What is required
Using only the records, tally the lines with "JSON" in them and state that total by itself.

Data
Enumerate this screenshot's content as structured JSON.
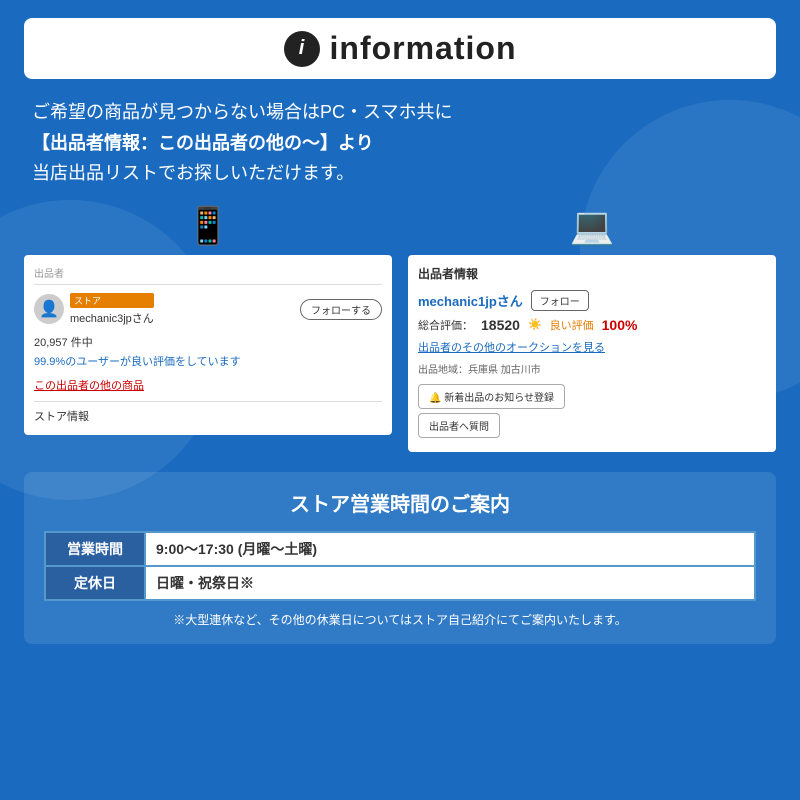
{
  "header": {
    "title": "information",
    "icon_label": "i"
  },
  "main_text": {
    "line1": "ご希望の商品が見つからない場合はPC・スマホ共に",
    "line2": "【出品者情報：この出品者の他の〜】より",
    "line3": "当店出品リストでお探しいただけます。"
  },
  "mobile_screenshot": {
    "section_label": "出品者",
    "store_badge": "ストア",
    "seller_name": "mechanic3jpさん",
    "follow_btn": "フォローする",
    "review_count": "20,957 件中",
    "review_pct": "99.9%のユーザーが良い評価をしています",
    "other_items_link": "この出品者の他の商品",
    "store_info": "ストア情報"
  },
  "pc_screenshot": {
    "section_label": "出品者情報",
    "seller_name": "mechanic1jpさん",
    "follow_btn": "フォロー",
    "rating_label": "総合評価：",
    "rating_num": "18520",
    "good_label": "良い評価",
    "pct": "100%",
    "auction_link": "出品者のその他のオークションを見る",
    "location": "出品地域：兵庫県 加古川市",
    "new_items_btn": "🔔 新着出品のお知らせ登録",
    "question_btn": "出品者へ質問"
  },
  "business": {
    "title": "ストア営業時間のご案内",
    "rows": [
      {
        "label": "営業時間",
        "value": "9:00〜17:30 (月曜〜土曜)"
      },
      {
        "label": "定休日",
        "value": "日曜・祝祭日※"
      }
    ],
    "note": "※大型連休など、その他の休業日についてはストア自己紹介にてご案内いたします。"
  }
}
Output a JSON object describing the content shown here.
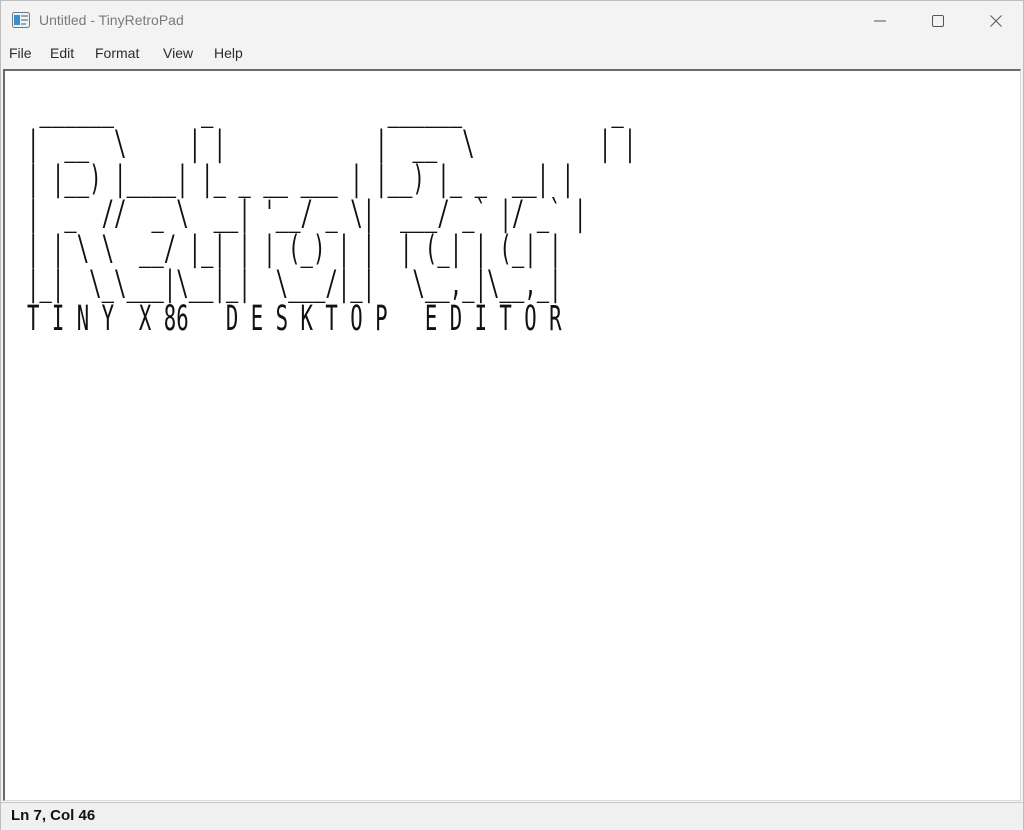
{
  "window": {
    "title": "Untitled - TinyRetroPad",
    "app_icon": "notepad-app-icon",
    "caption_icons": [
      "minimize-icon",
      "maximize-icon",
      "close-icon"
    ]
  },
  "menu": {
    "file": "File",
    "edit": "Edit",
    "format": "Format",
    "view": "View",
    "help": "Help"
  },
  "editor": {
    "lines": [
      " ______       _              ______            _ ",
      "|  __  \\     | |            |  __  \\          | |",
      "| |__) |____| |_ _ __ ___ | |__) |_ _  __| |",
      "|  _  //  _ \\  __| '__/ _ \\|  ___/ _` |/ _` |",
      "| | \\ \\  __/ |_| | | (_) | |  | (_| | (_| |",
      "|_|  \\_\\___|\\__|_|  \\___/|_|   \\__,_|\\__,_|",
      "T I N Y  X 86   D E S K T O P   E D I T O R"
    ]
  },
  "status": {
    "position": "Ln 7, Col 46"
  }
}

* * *

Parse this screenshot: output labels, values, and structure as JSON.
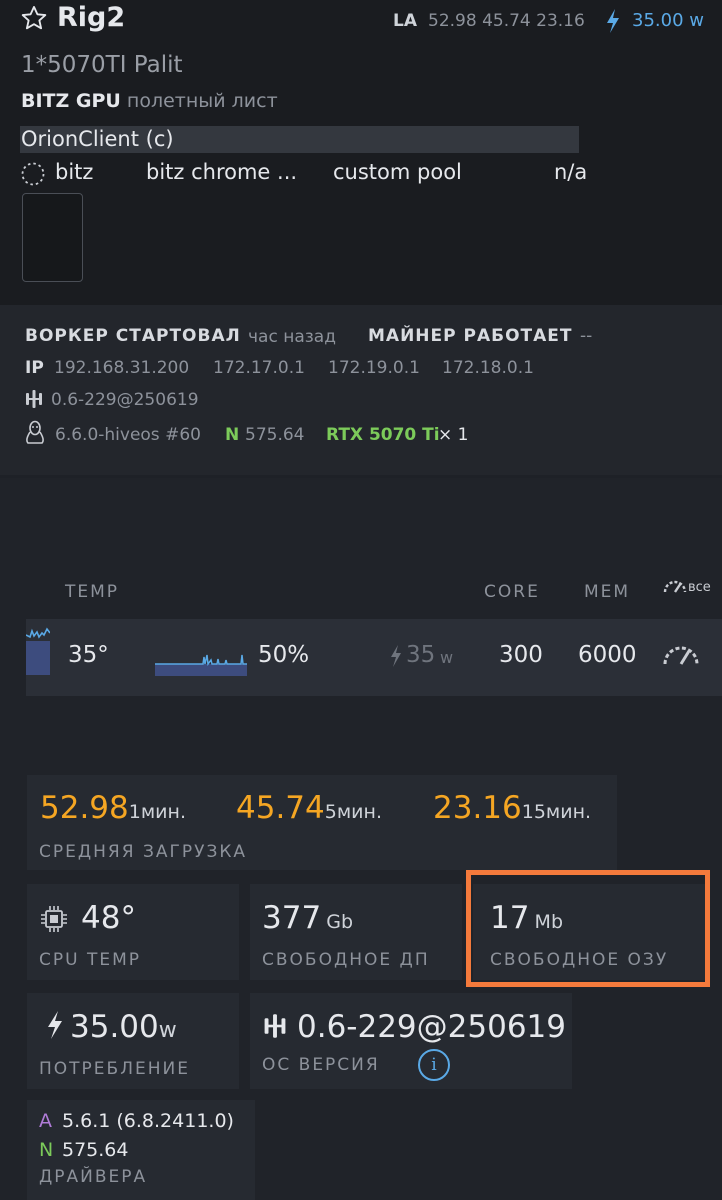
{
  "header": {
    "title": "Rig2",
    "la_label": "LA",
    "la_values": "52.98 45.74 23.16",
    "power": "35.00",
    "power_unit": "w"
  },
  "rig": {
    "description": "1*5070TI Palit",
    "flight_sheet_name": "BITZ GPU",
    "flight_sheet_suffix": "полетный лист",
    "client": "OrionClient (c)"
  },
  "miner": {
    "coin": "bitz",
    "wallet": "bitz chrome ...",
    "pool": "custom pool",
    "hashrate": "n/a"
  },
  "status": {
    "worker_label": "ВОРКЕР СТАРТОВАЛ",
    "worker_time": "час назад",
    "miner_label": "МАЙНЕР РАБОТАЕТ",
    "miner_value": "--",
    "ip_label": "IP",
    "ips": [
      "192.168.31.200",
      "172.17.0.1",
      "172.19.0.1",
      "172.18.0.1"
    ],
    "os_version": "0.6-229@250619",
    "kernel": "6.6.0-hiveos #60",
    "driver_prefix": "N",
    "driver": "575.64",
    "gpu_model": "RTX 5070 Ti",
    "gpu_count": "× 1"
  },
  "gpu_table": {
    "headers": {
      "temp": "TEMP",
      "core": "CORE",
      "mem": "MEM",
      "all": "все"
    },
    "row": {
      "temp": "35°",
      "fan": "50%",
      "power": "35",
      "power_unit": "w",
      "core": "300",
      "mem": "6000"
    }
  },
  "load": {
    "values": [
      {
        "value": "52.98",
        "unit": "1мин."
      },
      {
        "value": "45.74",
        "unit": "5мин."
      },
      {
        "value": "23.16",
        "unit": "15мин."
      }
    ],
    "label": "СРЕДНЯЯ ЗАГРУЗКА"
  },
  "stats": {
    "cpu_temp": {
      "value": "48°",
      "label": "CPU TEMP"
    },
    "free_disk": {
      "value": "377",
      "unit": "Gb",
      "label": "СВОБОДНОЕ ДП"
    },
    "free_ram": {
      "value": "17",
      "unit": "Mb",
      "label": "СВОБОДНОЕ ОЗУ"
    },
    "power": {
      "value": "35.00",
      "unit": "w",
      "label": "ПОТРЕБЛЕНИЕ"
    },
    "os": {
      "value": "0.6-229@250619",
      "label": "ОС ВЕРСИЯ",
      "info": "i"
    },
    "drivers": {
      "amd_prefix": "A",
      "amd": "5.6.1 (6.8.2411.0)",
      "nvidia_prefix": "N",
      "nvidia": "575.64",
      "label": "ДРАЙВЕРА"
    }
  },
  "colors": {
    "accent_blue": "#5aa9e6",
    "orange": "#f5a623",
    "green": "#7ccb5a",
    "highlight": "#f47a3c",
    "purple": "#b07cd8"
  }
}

Response below
3